Those people who don't get treatment for mental illness can end up in jail or homeless. In fact, the Substance Abuse and Mental Health Services Administration (SAMHSA) shows that about 30 percent of homeless people are considered to have a severe mental illness. According to a study published in Health Services Research, public insurance programs are the major points of leverage for improving access and policy interventions should be targeted to these programs.

On the contrary, 26 states and Washington, D.C., did participate in the expansion and were able to help about 400,000 individuals with mental illness who needed affordable treatment, thus decreasing the amount of individuals who developed a depressive disorder due to obtaining health insurance coverage.

Insurance isn’t the only item of agenda in order to help these individuals. More trainings can also be useful for healthcare professionals. "Healthcare professionals can learn more about the different mental health disorders and try to understand how mental illness affects behavior," Mottesheard said. With the understanding of behaviors associated with symptoms, it can be more easily recognized and treatable. "Professionals can [then] take the time to talk to family members who offer a wealth of information that ultimately helps the illness," she said.

A survey from NAMI stated that primary care physicians are critical to detecting mental illnesses in children and that the most ideal actions steps for healthcare professionals are to:

  • Listen
  • Ask questions
  • Screen
  • Evaluate
  • Refer
  • Follow-up
  • Provide treatment
  • Encourage

With the help of primary care physicians, these individuals could be on their way to receiving the treatments needed, especially since the National Resident Matching Program report shows that the number of U.S. psychiatrists is steadily decreasing. "We need an integrated healthcare delivery system, and psychologists must be a part of the healthcare teams in that system…," American Psychological Association Executive Director Katherine Nordal said.

If we had more highly-trained mental health professionals including social workers, nurses, psychologists, support groups, etc., it would motivate help in order to control mental health issues and continue in the discovery of treatment. "There are more free flowing ideas and the science of the brain is better than ever, but we still have a long way to go," Mottesheard said.

Although research has gone far to understand the impact of mental health, it has only recently begun to explain stigma in mental illness. With that said, according to a study published in World Psychiatry, "stigmatizing views about mental illness are not limited to uninformed members of the general public; even well-trained professionals from most mental health disciplines subscribe to stereotypes about mental illness."

In a recent Washington Post article, an anonymous woman stated that a mental health individual should, "Be glad that … bipolar disorder … is all you have. It could be worse, you could have cancer or some other terminal illness.…" In response to the comment, the individual wrote, "It saddens me that so many people do not realize that mental illness, while treatable, is not a curable disease and can lead to death."

Lack of education, fear of disclosure, rejection of friends and discrimination are just a few reasons why people with mental illnesses don’t seek help … it’s an ongoing issue, but with collaboration we can change the scope of practice and life.
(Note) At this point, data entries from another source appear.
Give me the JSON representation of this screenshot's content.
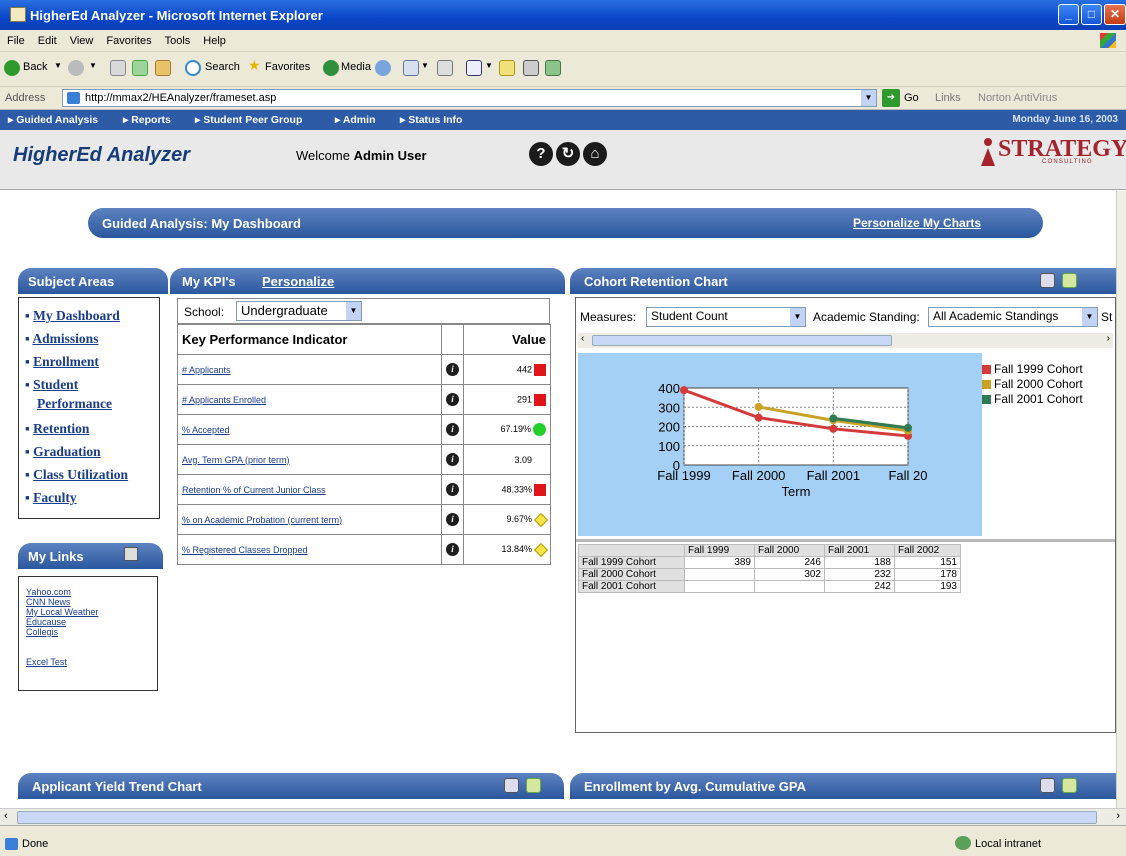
{
  "window": {
    "title": "HigherEd Analyzer - Microsoft Internet Explorer"
  },
  "menu": [
    "File",
    "Edit",
    "View",
    "Favorites",
    "Tools",
    "Help"
  ],
  "toolbar": {
    "back": "Back",
    "search": "Search",
    "favorites": "Favorites",
    "media": "Media"
  },
  "address": {
    "label": "Address",
    "url": "http://mmax2/HEAnalyzer/frameset.asp",
    "go": "Go",
    "links": "Links",
    "norton": "Norton AntiVirus"
  },
  "nav": {
    "items": [
      "Guided Analysis",
      "Reports",
      "Student Peer Group",
      "Admin",
      "Status Info"
    ],
    "date": "Monday June 16, 2003"
  },
  "header": {
    "app": "HigherEd Analyzer",
    "welcome": "Welcome",
    "user": "Admin User",
    "logo": "STRATEGY",
    "logo_sub": "CONSULTING"
  },
  "dashboard": {
    "title": "Guided Analysis: My Dashboard",
    "personalize": "Personalize My Charts"
  },
  "subjects": {
    "title": "Subject Areas",
    "items": [
      "My Dashboard",
      "Admissions",
      "Enrollment",
      "Student",
      "Performance",
      "Retention",
      "Graduation",
      "Class Utilization",
      "Faculty"
    ]
  },
  "links": {
    "title": "My Links",
    "items": [
      "Yahoo.com",
      "CNN News",
      "My Local Weather",
      "Educause",
      "Collegis",
      "Excel Test"
    ]
  },
  "kpi": {
    "title": "My KPI's",
    "personalize": "Personalize",
    "school_label": "School:",
    "school_value": "Undergraduate",
    "col_kpi": "Key Performance Indicator",
    "col_value": "Value",
    "rows": [
      {
        "name": "# Applicants",
        "value": "442",
        "status": "red"
      },
      {
        "name": "# Applicants Enrolled",
        "value": "291",
        "status": "red"
      },
      {
        "name": "% Accepted",
        "value": "67.19%",
        "status": "green"
      },
      {
        "name": "Avg. Term GPA (prior term)",
        "value": "3.09",
        "status": "none"
      },
      {
        "name": "Retention % of Current Junior Class",
        "value": "48.33%",
        "status": "red"
      },
      {
        "name": "% on Academic Probation (current term)",
        "value": "9.67%",
        "status": "yellow"
      },
      {
        "name": "% Registered Classes Dropped",
        "value": "13.84%",
        "status": "yellow"
      }
    ]
  },
  "cohort": {
    "title": "Cohort Retention Chart",
    "measures_label": "Measures:",
    "measures_value": "Student Count",
    "standing_label": "Academic Standing:",
    "standing_value": "All Academic Standings",
    "standing_cut": "St"
  },
  "chart_data": {
    "type": "line",
    "categories": [
      "Fall 1999",
      "Fall 2000",
      "Fall 2001",
      "Fall 20"
    ],
    "xlabel": "Term",
    "ylabel": "",
    "ylim": [
      0,
      400
    ],
    "yticks": [
      "400",
      "300",
      "200",
      "100",
      "0"
    ],
    "legend": "right",
    "series": [
      {
        "name": "Fall 1999 Cohort",
        "color": "#d43a3a",
        "values": [
          389,
          246,
          188,
          151
        ]
      },
      {
        "name": "Fall 2000 Cohort",
        "color": "#c9a227",
        "values": [
          null,
          302,
          232,
          178
        ]
      },
      {
        "name": "Fall 2001 Cohort",
        "color": "#2f7a52",
        "values": [
          null,
          null,
          242,
          193
        ]
      }
    ]
  },
  "pivot": {
    "cols": [
      "Fall 1999",
      "Fall 2000",
      "Fall 2001",
      "Fall 2002"
    ],
    "rows": [
      {
        "label": "Fall 1999 Cohort",
        "vals": [
          "389",
          "246",
          "188",
          "151"
        ]
      },
      {
        "label": "Fall 2000 Cohort",
        "vals": [
          "",
          "302",
          "232",
          "178"
        ]
      },
      {
        "label": "Fall 2001 Cohort",
        "vals": [
          "",
          "",
          "242",
          "193"
        ]
      }
    ]
  },
  "bottom": {
    "left_title": "Applicant Yield Trend Chart",
    "right_title": "Enrollment by Avg. Cumulative GPA"
  },
  "status": {
    "done": "Done",
    "zone": "Local intranet"
  }
}
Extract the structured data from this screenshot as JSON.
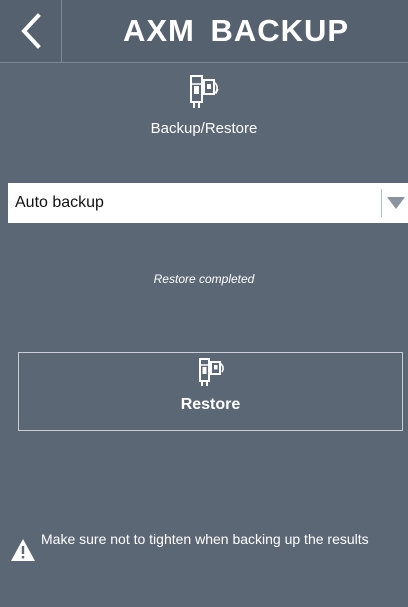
{
  "header": {
    "title": "AXM  BACKUP",
    "back_icon": "chevron-left-icon"
  },
  "hero": {
    "icon": "backup-restore-device-icon",
    "label": "Backup/Restore"
  },
  "mode_select": {
    "selected": "Auto backup",
    "arrow_icon": "triangle-down-icon"
  },
  "status": {
    "text": "Restore completed"
  },
  "restore_button": {
    "icon": "restore-device-icon",
    "label": "Restore"
  },
  "warning": {
    "icon": "warning-triangle-icon",
    "text": "Make sure not to tighten when backing up the results"
  },
  "colors": {
    "background": "#5b6775",
    "header": "#56616f",
    "select_bg": "#ffffff",
    "text": "#ffffff"
  }
}
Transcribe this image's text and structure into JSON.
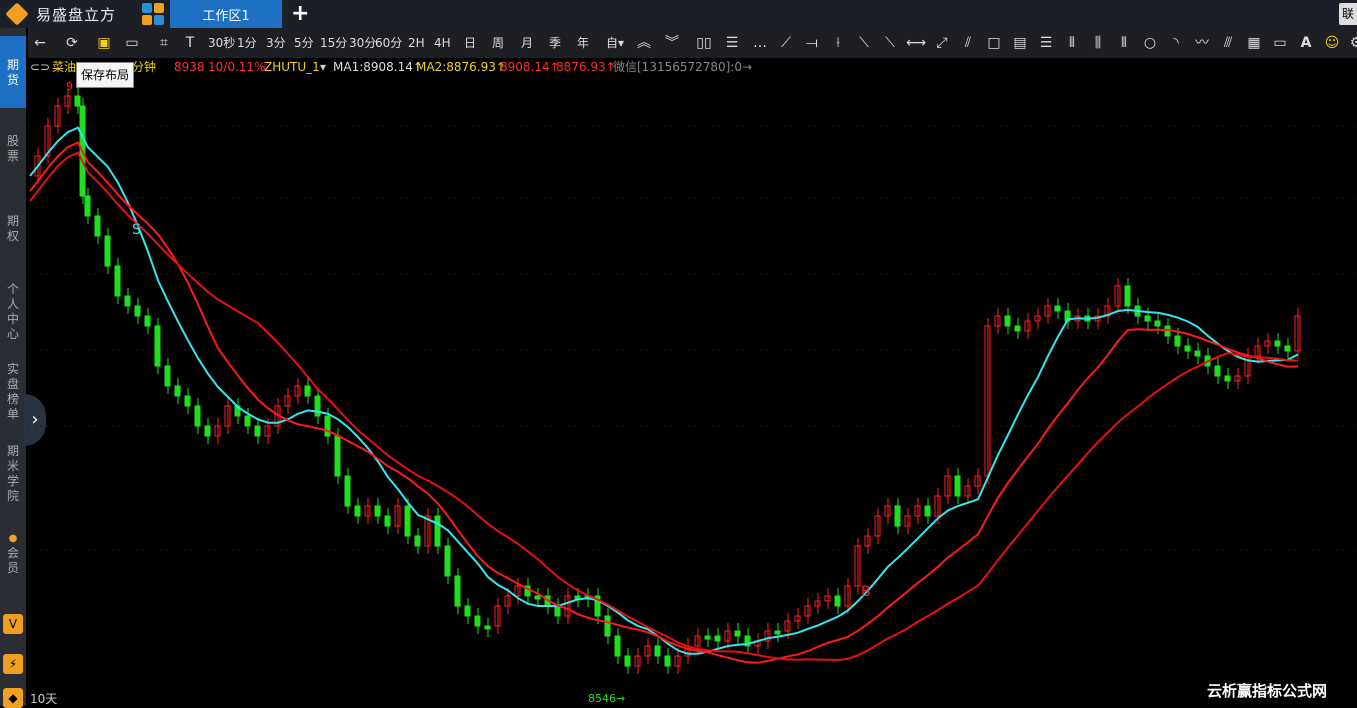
{
  "app": {
    "title": "易盛盘立方",
    "tab": "工作区1",
    "connect_label": "联"
  },
  "toolbar": {
    "periods": [
      "30秒",
      "1分",
      "3分",
      "5分",
      "15分",
      "30分",
      "60分",
      "2H",
      "4H",
      "日",
      "周",
      "月",
      "季",
      "年",
      "自▾"
    ],
    "tooltip": "保存布局"
  },
  "infobar": {
    "name": "菜油",
    "period": "分钟",
    "price": "8938",
    "change": "10/0.11%",
    "indicator": "ZHUTU_1",
    "ma1": "MA1:8908.14↑",
    "ma2": "MA2:8876.93↑",
    "v1": "8908.14↑",
    "v2": "8876.93↑",
    "wechat": "微信[13156572780]:0→"
  },
  "sidebar": {
    "items": [
      "期货",
      "股票",
      "期权",
      "个人中心",
      "实盘榜单",
      "期米学院",
      "会员"
    ]
  },
  "chart": {
    "high_label": "9",
    "low_label": "8546→",
    "sell_marker": "S",
    "buy_marker": "B",
    "period_label": "10天"
  },
  "watermark": "云析赢指标公式网",
  "chart_data": {
    "type": "candlestick",
    "colors": {
      "up": "#ff2020",
      "down": "#1ee01e",
      "ma_short": "#33e6ef",
      "ma_long": "#ff1a1a",
      "ma_long2": "#e81010"
    }
  }
}
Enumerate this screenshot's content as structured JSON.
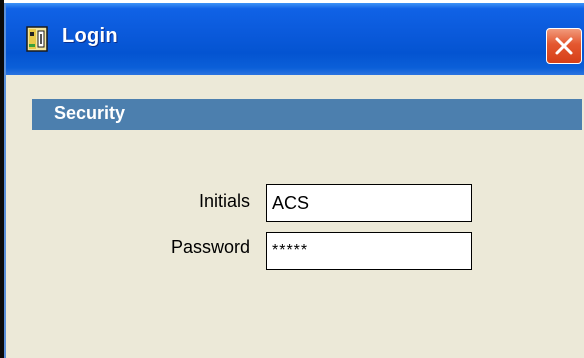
{
  "window": {
    "title": "Login",
    "app_icon": "application-icon",
    "close_icon": "close-icon",
    "close_color": "#d63f18",
    "titlebar_color": "#0a59da"
  },
  "section": {
    "title": "Security",
    "header_color": "#4c7fae"
  },
  "form": {
    "initials_label": "Initials",
    "initials_value": "ACS",
    "password_label": "Password",
    "password_value": "*****"
  }
}
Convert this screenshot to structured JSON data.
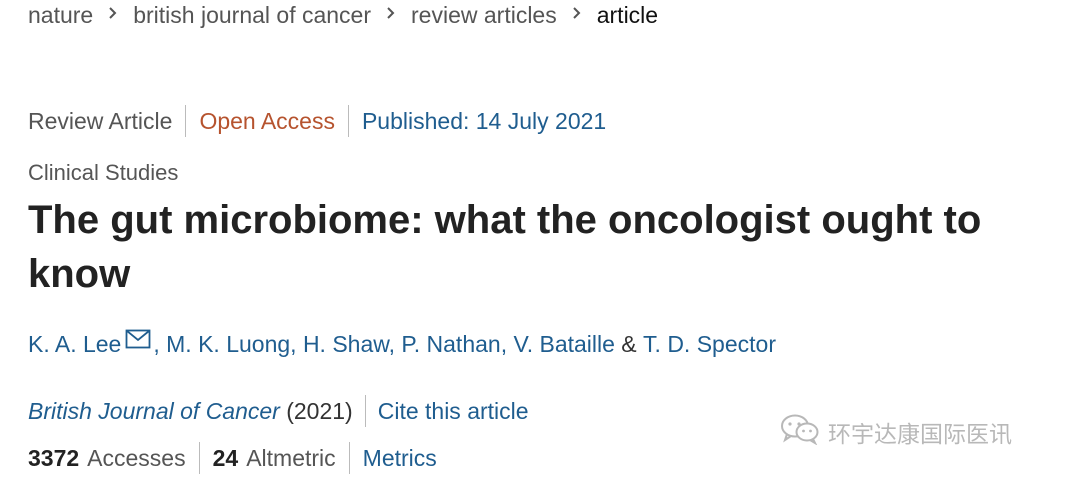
{
  "breadcrumb": {
    "items": [
      "nature",
      "british journal of cancer",
      "review articles",
      "article"
    ]
  },
  "meta": {
    "article_type": "Review Article",
    "access": "Open Access",
    "published": "Published: 14 July 2021"
  },
  "subject": "Clinical Studies",
  "title": "The gut microbiome: what the oncologist ought to know",
  "authors": {
    "first": "K. A. Lee",
    "middle": ", M. K. Luong, H. Shaw, P. Nathan, V. Bataille",
    "conjunction": " & ",
    "last": "T. D. Spector",
    "email_icon": "envelope-icon"
  },
  "citation": {
    "journal": "British Journal of Cancer",
    "year": "(2021)",
    "cite_label": "Cite this article"
  },
  "metrics": {
    "accesses_value": "3372",
    "accesses_label": "Accesses",
    "altmetric_value": "24",
    "altmetric_label": "Altmetric",
    "metrics_link": "Metrics"
  },
  "watermark": {
    "text": "环宇达康国际医讯",
    "icon": "wechat-icon"
  },
  "colors": {
    "link": "#1f5d8f",
    "open_access": "#b6532e",
    "muted": "#555555",
    "title": "#222222",
    "watermark": "#b8b8b8"
  }
}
So wherever you fit in, whether it's healthcare professional, general public, family of an individual with mental illness, or someone else impacted by mental illness, take the proper steps to learn all you can about mental health. It's guaranteed that you know or will meet someone with a mental illness since 1 in 5 Americans suffer from one. It's time to step away from the fear and move closer to allowing individuals with mental illnesses to receive the proper help and care they deserve.

"Mental illness is not contagious," Mottesheard said, "We decided that we needed excellent treatment centers for cancer and we have them now. We need to decide those with mental illness deserve the same."

Take it from me, mental health needs a spotlight on it because you don’t want to hear the words, "He thinks he will die soon…" like I did.